This unique performance combines various art forms such as acrobatics, bamboo cirque, contemporary dance, and traditional music. Lasting for an hour, the show vividly portrays the contrast between the graceful and rich rural life and the urbanization of the modern era. The rapid succession of powerful emotions will make the 60 minutes fly by, and you might even find yourself repeatedly saying “A” and “O” in amazement!
Teh Dar promises to be full of surprises. You’ll step into the world of mysterious and pristine stories of the highland people of Vietnam. The performance includes daring acrobatics set to the music of traditional instruments, as well as stunning Bamboo Cirque acts.
Another beloved show with a poetic name, “The Mist,” takes you on a journey with classical and modern dance artists into the life of Southern Vietnamese farmers. Condensing various aspects of life, from the misty morning to the harvest season, this show captures the unyielding willpower and dedication of the farmers using lively music, captivating lighting effects, and grand special effects. You’ll also fall in love with the traditional Vietnamese costumes like bamboo clogs, ao ba ba, ao dai, and ao tu than as they appear in the show more beautiful than ever.
Opera Gala Symphony Nights
The Saigon Opera House is still an interesting destination for tourists who don’t know where to go in Saigon at night. Here, they regularly organize symphony concerts by famous composers such as Mozart, Bach, Beethoven, and more.
Ho Chi Minh City Opera House also hosts many Vietnamese pop music concerts and symphonic concerts by great composers like Mozart, Beethoven, Bach, and more. While sitting in the opera house, listening to the chamber music, you’ll feel like you’ve stepped into the life of nobility from ancient times and indulge in the pinnacle of art.
Famous Sightseeing Spots Near the Ho Chi Minh City Opera House
After visiting the Ho Chi Minh City Opera House, if you’re looking for more famous sightseeing spots nearby, here are some suggestions provided by DanangPrivateCar.com’s:
Nguyen Hue Walking Street
Located just a 5-minute walk from the Opera House, Nguyen Hue Walking Street is an ideal place for photos, especially for young people and tourists. With its spacious layout and beautiful arrangements, including a statue of Ho Chi Minh, water fountains, flagpole, and unique landscapes, this pedestrian street provides a backdrop for impressive and captivating photos. Most people visit in the late afternoon or evening to take pictures and enjoy the open atmosphere.
Notre-Dame Cathedral of Saigon
Notre-Dame Cathedral of Saigon A short stroll from the opera house, this iconic cathedral with its unique red brick facade stands out against the modern cityscape. It’s a tranquil place to visit, offering a contrast to the bustling streets of Saigon.
Saigon Central Post Office
Right next to the cathedral is the Saigon Central Post Office in Ho Chi Minh City, designed by the famous Gustave Eiffel, the same architect behind the Eiffel Tower in Paris. This historical post office is a testament to French colonial architecture and is not only functional but also visually stunning.
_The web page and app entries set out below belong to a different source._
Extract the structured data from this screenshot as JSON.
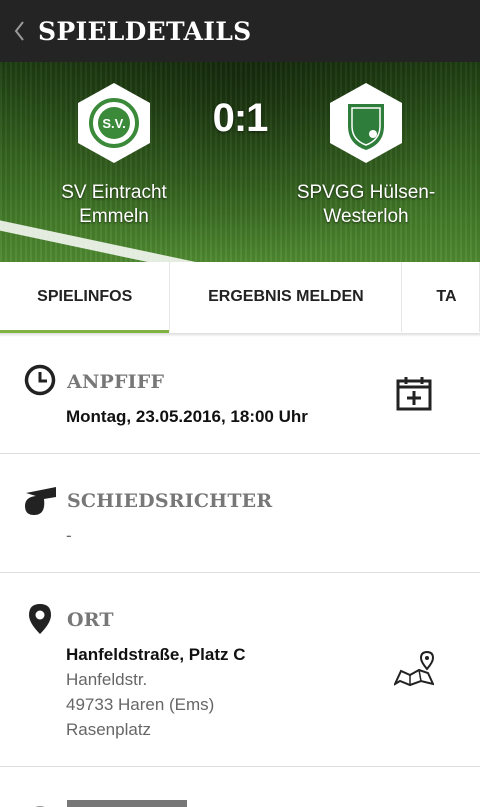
{
  "header": {
    "back_icon": "chevron-left-icon",
    "title": "SPIELDETAILS"
  },
  "match": {
    "home": {
      "name_line1": "SV Eintracht",
      "name_line2": "Emmeln",
      "crest_text": "S.V."
    },
    "away": {
      "name_line1": "SPVGG Hülsen-",
      "name_line2": "Westerloh"
    },
    "score": "0:1"
  },
  "tabs": [
    {
      "label": "SPIELINFOS",
      "active": true
    },
    {
      "label": "ERGEBNIS MELDEN",
      "active": false
    },
    {
      "label": "TA",
      "active": false
    }
  ],
  "colors": {
    "accent": "#7fb241",
    "header_bg": "#242424",
    "home_crest": "#3a8a3a",
    "away_crest": "#2e7d3a"
  },
  "sections": {
    "kickoff": {
      "icon": "clock-icon",
      "heading": "ANPFIFF",
      "value": "Montag, 23.05.2016, 18:00 Uhr",
      "action_icon": "calendar-add-icon"
    },
    "referee": {
      "icon": "whistle-icon",
      "heading": "SCHIEDSRICHTER",
      "value": "-"
    },
    "location": {
      "icon": "map-pin-icon",
      "heading": "ORT",
      "value": "Hanfeldstraße, Platz C",
      "street": "Hanfeldstr.",
      "city": "49733 Haren (Ems)",
      "surface": "Rasenplatz",
      "action_icon": "map-navigation-icon"
    }
  }
}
Ben Thanh Market
Located in the list of famous must-visit destinations when traveling to Ho Chi Minh City, Ben Thanh Market is an essential piece in the lively and vibrant picture of the city named after Uncle Ho.
With its outstanding European architecture in the city center and numerous photo spots, this market attracts a large number of tourists every day who come to check in and shop.
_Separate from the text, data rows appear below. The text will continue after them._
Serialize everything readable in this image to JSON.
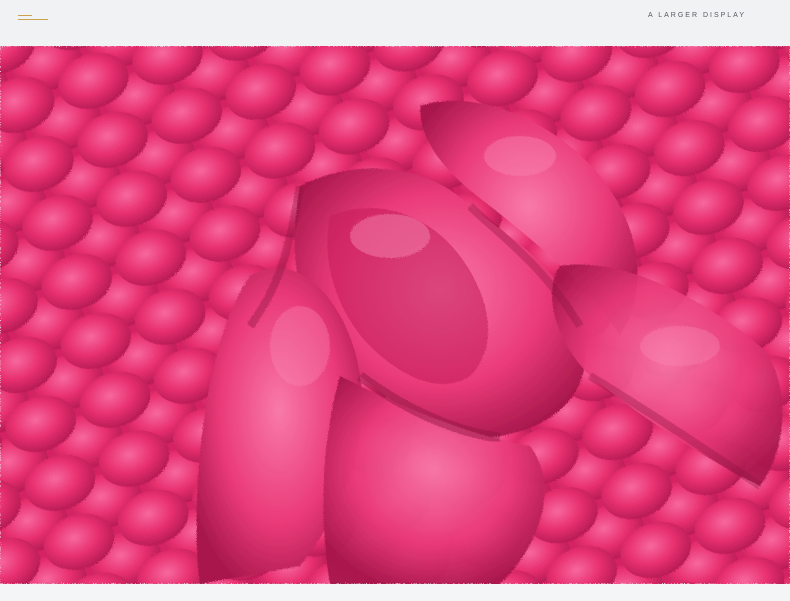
{
  "header": {
    "caption": "A LARGER DISPLAY",
    "logo_icon": "logo-lines-mark"
  },
  "photo": {
    "subject_icon": "plush-fabric-photo",
    "colors": {
      "base": "#e8276e",
      "light": "#f6629a",
      "dark": "#a8184c"
    }
  }
}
Things to Note When Visiting the City Opera House
- Purchase your tickets in advance and arrive at least 15-30 minutes before the performance to secure your seats. You can arrive even earlier if you want to take check-in photos or explore the opera house.
- Bring a good camera or a “photographer” to take pictures with the artists after the show.
- Avoid bringing food or scented beverages as they can affect the atmosphere and the experience of those around you.
- Dress elegantly and neatly, and avoid wearing provocative clothing.
Whether you are a fan of the arts or not, the Ho Chi Minh City Opera House is a remarkable destination you shouldn’t miss during your visit to Ho Chi Minh City. These are the pieces of information that DanangPrivateCar.com has shared with you, wishing you and your loved ones a delightful experience at the Ho Chi Minh City Opera House.